-Street Artist at the end of Exit Through The Gift Shop-
Exit Through The Gift Shop is a movie that is positively alive with the thrill of getting away with something. From the dynamic opening montage and its heady rush through the remaining eighty minutes it remains a film so energetic that it’s down right joyful. The fact that large swatches of it might be nothing more than an elaborate prank merely add to its heady rush. After all everyone in the film is getting away with something, why shouldn’t the people making the film be getting away with something as well?
The film follows Thierry Guetta, a French immigrant shop owner with a obsessive compulsive habit of filming things. One day as a lark he starts following the Street Artists, that he meets through his cousin, on their nightly rounds. He ends up brushing against most of the major players in street art, including Shepard Fairey and eventually the ever elusive Banksy and filming their art and the guerilla campaigns that create it.
Not that he has any plans for the footage, until the somewhat mystified Street Artists suggest he make a documentary from it. Which in turn inspires Thierry to… well that would be telling. Suffice to say the results of Thierry’s inspiration might well make Andy Warhol a bit peaky.
The real stars are of course the legion of street artists that Guetta captures, along with their art. At the center of which is the elusive Banksy, the film’s eventual director (long story). Banksy scours the streets as an avatar of freedom like a modern day Harry Tuttle inspiring with painting rather than plumbing. In the documentary, a newscaster describes him as a British Scarlet Pimpernell, after he put one of his paintings in the British National Museum in a neat reverse heist. Personally speaking I think he seems closer to V. Or more accurately V and his creator Alan Moore combined. After watching him do things like TAG THE FUCKING WEST BANK, it’s difficult to think of him in terms other than quasi mystical.

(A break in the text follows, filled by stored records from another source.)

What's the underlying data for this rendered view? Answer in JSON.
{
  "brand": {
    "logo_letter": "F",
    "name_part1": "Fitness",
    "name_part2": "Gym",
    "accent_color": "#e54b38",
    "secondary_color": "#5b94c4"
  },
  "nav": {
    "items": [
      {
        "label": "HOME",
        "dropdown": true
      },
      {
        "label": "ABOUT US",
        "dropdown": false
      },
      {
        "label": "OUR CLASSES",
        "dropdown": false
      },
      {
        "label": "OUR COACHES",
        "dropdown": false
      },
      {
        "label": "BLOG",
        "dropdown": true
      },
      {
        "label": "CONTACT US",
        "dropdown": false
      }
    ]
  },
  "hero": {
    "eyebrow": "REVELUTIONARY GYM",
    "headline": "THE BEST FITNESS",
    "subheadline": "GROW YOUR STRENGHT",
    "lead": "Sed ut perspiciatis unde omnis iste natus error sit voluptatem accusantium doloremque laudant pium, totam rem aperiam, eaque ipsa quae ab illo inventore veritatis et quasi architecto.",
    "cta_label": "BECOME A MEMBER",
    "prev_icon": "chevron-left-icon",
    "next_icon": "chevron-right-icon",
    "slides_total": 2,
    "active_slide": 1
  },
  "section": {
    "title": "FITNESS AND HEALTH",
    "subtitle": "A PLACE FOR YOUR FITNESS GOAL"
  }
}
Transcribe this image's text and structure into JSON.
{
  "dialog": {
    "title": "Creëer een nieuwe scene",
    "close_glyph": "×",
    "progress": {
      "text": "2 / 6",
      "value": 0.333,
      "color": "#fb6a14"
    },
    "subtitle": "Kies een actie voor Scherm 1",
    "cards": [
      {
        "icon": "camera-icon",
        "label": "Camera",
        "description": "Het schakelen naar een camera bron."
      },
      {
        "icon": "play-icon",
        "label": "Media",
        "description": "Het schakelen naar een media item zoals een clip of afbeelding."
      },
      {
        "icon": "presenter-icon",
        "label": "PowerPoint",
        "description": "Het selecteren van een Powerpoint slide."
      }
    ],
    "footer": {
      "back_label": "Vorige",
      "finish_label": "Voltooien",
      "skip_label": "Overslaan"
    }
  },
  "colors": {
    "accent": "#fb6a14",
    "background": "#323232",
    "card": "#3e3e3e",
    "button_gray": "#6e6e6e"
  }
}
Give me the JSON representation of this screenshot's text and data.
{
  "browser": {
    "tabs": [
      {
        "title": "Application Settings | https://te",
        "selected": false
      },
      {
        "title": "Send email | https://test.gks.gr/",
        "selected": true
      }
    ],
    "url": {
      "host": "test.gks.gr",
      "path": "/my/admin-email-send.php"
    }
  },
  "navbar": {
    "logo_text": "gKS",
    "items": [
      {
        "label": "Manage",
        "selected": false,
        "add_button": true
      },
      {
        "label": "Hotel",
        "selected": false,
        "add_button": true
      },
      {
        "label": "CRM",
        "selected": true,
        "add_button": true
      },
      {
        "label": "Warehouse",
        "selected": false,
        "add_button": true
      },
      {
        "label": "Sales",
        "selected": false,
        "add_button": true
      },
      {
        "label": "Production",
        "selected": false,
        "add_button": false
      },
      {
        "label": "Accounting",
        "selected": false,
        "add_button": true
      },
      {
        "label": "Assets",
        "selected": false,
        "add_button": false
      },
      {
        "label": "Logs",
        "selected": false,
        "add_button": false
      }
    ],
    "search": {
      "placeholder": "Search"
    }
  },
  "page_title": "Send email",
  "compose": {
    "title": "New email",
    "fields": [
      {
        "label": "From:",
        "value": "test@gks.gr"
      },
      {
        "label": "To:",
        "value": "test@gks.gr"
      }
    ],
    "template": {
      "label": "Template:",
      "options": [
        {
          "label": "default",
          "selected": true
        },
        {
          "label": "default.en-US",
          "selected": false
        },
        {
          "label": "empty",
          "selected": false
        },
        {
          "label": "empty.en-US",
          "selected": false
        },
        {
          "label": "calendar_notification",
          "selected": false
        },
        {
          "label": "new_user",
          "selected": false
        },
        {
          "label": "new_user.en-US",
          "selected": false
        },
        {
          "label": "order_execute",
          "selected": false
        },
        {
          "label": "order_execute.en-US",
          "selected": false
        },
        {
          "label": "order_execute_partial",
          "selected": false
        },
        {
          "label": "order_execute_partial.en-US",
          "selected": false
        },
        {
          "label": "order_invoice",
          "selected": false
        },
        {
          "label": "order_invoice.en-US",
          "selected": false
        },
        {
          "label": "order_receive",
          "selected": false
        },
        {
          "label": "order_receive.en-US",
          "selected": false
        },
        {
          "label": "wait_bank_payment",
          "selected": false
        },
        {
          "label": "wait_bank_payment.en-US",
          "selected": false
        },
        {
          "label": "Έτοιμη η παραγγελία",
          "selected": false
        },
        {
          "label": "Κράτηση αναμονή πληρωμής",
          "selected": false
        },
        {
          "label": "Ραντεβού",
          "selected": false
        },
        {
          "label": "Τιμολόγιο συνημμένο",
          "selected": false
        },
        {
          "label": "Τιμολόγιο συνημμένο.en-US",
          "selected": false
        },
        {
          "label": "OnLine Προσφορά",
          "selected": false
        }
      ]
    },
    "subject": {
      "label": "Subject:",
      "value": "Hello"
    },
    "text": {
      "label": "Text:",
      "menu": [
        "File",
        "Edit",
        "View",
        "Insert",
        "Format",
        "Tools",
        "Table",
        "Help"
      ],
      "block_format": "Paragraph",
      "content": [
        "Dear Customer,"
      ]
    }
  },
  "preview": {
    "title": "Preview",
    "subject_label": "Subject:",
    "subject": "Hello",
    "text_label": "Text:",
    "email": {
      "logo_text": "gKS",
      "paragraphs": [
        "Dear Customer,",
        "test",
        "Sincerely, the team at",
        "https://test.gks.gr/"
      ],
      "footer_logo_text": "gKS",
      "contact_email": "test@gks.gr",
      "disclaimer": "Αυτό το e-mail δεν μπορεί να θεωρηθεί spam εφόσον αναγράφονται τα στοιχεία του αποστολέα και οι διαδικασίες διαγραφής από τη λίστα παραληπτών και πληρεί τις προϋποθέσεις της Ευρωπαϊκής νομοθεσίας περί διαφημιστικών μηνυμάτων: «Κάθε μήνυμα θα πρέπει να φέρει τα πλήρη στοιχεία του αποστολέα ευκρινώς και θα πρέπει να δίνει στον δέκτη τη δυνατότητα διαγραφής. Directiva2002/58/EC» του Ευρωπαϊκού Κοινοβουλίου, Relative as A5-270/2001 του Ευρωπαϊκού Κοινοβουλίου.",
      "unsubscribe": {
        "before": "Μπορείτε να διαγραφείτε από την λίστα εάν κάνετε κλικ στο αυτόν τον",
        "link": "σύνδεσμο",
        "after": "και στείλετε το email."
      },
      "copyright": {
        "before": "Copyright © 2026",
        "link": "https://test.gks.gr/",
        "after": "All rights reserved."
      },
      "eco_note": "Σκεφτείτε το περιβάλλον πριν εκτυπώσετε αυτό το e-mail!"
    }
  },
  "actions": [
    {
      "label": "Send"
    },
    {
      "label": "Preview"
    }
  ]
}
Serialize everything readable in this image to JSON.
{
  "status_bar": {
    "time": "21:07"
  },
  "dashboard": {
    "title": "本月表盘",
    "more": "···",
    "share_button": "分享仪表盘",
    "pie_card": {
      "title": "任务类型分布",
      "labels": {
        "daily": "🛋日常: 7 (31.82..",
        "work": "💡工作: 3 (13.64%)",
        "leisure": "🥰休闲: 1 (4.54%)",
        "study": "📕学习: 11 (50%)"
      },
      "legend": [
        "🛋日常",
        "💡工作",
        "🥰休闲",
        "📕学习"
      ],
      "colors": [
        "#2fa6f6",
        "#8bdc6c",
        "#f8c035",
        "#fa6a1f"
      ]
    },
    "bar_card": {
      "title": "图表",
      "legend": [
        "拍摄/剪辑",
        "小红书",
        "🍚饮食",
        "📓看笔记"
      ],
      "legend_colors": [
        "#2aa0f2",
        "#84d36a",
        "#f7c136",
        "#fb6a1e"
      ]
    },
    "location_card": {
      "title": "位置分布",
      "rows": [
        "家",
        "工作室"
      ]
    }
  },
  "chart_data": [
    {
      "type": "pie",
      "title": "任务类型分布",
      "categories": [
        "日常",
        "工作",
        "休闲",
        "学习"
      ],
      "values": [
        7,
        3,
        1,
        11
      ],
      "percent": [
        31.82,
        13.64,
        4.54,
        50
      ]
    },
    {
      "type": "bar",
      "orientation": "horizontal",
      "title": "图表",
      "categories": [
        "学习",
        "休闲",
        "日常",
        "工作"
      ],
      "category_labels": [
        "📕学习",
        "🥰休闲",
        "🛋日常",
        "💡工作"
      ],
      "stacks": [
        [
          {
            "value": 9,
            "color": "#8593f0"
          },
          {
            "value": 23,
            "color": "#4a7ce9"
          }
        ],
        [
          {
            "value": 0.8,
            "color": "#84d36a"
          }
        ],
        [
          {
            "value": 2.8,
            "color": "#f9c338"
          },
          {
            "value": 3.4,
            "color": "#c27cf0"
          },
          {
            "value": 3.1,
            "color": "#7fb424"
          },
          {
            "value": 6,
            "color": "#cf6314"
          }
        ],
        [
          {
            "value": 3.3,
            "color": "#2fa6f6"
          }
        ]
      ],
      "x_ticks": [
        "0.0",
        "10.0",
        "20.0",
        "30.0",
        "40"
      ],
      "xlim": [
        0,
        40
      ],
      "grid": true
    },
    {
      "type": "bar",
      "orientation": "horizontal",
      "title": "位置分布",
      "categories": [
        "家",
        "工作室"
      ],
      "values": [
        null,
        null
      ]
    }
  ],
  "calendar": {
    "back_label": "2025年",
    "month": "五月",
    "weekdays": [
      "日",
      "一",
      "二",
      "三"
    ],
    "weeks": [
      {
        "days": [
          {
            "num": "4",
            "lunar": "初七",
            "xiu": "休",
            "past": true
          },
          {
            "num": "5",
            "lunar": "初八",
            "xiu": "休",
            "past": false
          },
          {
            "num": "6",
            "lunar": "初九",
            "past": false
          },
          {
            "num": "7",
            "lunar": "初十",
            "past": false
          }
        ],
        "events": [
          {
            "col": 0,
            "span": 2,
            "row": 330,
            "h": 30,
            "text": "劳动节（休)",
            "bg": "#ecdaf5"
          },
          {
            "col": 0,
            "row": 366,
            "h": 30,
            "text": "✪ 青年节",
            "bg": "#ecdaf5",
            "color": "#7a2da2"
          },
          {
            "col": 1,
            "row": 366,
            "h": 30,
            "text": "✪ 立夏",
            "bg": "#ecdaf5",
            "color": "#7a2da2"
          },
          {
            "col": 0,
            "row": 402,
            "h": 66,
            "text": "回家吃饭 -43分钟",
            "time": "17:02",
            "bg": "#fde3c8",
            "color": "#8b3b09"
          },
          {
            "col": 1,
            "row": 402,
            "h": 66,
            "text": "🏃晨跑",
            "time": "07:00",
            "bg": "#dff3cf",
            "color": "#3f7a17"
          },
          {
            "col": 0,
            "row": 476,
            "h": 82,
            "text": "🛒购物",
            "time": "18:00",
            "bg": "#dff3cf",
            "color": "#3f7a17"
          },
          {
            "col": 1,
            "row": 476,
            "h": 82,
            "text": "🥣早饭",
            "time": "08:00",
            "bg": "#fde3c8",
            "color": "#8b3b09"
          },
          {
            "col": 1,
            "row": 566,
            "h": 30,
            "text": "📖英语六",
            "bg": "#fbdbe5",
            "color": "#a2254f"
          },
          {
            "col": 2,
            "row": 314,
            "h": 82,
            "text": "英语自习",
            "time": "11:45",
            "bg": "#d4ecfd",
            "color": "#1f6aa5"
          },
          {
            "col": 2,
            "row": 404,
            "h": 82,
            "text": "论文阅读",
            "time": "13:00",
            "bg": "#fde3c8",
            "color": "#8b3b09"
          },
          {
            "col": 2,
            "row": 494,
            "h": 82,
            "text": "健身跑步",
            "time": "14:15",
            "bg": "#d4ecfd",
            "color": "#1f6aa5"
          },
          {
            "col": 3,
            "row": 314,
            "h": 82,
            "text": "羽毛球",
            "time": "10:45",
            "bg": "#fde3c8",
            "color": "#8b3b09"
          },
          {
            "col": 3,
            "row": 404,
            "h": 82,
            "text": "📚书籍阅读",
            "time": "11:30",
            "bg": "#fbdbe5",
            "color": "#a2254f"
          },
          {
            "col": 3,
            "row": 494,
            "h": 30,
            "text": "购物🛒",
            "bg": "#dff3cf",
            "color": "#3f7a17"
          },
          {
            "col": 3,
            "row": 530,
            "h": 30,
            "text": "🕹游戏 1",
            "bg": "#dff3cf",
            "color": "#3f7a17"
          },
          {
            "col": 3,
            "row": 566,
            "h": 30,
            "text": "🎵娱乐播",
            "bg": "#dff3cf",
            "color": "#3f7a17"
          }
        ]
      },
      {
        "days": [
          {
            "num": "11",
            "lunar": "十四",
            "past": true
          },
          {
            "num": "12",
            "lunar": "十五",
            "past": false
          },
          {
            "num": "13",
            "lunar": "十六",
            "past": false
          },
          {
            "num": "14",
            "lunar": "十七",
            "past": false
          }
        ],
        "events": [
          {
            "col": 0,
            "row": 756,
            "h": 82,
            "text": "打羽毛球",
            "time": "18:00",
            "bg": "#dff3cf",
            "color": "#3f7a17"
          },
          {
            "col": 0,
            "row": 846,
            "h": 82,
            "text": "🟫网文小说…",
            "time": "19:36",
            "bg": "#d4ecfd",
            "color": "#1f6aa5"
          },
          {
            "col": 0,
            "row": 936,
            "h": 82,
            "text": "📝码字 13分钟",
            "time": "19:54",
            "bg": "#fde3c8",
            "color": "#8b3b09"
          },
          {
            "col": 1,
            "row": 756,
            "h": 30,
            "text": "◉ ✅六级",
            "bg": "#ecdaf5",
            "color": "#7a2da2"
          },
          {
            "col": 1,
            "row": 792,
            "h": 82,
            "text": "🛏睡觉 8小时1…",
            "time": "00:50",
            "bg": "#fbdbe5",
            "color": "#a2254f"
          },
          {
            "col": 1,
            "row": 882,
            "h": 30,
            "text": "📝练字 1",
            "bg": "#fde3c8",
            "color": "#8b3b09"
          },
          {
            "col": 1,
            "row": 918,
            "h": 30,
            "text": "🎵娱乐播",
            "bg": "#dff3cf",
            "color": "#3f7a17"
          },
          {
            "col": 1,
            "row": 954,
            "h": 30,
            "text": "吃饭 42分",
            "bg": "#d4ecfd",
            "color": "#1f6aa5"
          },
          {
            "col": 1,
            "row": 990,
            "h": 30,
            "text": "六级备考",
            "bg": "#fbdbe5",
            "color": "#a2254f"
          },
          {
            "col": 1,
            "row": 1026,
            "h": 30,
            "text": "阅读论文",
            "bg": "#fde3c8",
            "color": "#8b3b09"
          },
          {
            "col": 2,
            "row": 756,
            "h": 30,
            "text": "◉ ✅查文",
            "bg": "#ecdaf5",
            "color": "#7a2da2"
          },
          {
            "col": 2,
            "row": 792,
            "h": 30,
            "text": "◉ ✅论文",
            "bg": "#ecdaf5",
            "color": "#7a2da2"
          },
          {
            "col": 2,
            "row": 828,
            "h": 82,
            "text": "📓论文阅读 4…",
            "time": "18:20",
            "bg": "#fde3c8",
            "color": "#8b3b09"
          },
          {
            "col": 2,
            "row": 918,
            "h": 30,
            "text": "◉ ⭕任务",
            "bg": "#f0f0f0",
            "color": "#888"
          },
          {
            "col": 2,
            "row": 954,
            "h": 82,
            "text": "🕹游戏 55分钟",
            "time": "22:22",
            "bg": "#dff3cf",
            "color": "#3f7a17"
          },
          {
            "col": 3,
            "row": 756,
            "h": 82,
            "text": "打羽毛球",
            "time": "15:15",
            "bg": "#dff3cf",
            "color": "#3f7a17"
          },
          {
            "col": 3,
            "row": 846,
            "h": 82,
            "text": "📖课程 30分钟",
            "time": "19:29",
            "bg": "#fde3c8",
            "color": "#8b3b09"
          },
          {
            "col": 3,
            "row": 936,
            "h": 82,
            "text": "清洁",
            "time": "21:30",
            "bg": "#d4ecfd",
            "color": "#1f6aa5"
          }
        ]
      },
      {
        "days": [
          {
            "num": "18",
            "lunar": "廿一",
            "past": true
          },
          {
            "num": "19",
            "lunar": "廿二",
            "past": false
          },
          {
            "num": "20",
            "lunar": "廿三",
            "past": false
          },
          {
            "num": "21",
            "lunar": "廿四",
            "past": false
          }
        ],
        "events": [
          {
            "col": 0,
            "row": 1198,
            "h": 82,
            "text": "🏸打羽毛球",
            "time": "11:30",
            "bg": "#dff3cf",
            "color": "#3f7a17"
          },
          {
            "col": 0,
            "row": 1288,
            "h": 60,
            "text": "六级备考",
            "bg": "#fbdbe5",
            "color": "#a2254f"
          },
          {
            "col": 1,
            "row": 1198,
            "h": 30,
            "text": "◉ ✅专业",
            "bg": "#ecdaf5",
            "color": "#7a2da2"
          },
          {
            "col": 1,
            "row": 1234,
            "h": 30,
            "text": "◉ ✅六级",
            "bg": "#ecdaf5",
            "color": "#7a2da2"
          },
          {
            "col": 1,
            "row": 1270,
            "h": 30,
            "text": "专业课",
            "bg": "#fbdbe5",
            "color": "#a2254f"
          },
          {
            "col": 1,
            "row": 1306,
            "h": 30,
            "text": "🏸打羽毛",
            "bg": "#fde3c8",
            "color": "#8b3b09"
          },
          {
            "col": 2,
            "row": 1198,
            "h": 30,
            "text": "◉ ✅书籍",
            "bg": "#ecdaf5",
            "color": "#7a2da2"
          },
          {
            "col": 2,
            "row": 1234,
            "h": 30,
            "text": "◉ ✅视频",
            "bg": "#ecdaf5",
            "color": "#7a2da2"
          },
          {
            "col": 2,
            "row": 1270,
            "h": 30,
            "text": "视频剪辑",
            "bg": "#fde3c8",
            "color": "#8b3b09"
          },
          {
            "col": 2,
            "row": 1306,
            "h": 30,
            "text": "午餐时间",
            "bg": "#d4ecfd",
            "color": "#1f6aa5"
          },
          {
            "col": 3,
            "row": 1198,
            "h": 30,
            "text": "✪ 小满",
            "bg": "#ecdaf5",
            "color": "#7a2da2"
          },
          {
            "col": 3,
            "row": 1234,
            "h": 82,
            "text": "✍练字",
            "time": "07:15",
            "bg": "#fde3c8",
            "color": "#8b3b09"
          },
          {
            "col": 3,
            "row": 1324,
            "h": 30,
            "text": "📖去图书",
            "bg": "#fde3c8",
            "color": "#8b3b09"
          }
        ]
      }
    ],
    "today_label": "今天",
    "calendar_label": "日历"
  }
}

Which is perhaps why it comes as a great surprise that Banksy emerges as an unexpectedly comic and droll figure. Or at least as droll as a figure with his face masked in shadows speaking through a vocorder can possibly be. Honestly, it’s astounding how expressive Banksy is with a monotone robot voice, minimal body language and no facial expressions. He’s almost Tatiesque giving a few deadpan reactions so astoundingly funny that if the whole “Being a world renowned artist.” Thing doesn’t pan out for Banksy he’d be sure to have a great career as a Screen Comic.
In moments like the one in which Guetta debuts his “cut” of the film that would eventually become Exit (Imagine a terrible opening montage for a documentary… that never ended) There is something almost Jeeves like about him. As if he is mere seconds from telling Guetta what a complete idiot he is, yet never quite allowing his veneer of civility and serenity to crack.
It’d be unfair for me to give away just where Exit Through The Gift Shop goes. If only because the blinkered, bemused reaction of the artists to the Frankenstein monster they’ve created is too good to spoil. Everyone maintains the thinnest veneer of politeness but one has the feeling that they are only moments away from completely losing there shit on camera.
Suffice to say, though I can’t tell you where Exit goes it is well worth following it there. It is as thoroughly an exhilarating experience as the cinema of 2010 provided.